Directions: Reply with the data below, repeated exactly in full.

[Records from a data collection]

⟨

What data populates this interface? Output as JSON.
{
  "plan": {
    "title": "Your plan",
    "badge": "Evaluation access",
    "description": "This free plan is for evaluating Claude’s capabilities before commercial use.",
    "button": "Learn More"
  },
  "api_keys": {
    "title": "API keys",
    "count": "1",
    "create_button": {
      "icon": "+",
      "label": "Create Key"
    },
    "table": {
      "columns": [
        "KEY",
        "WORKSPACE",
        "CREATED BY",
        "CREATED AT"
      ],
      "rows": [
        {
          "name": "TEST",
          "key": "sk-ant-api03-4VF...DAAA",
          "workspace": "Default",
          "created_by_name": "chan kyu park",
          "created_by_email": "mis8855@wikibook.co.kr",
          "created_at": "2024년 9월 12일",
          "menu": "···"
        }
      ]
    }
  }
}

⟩

Response:
What data populates this interface? Output as JSON.
{
  "plan": {
    "title": "Your plan",
    "badge": "Evaluation access",
    "description": "This free plan is for evaluating Claude’s capabilities before commercial use.",
    "button": "Learn More"
  },
  "api_keys": {
    "title": "API keys",
    "count": "1",
    "create_button": {
      "icon": "+",
      "label": "Create Key"
    },
    "table": {
      "columns": [
        "KEY",
        "WORKSPACE",
        "CREATED BY",
        "CREATED AT"
      ],
      "rows": [
        {
          "name": "TEST",
          "key": "sk-ant-api03-4VF...DAAA",
          "workspace": "Default",
          "created_by_name": "chan kyu park",
          "created_by_email": "mis8855@wikibook.co.kr",
          "created_at": "2024년 9월 12일",
          "menu": "···"
        }
      ]
    }
  }
}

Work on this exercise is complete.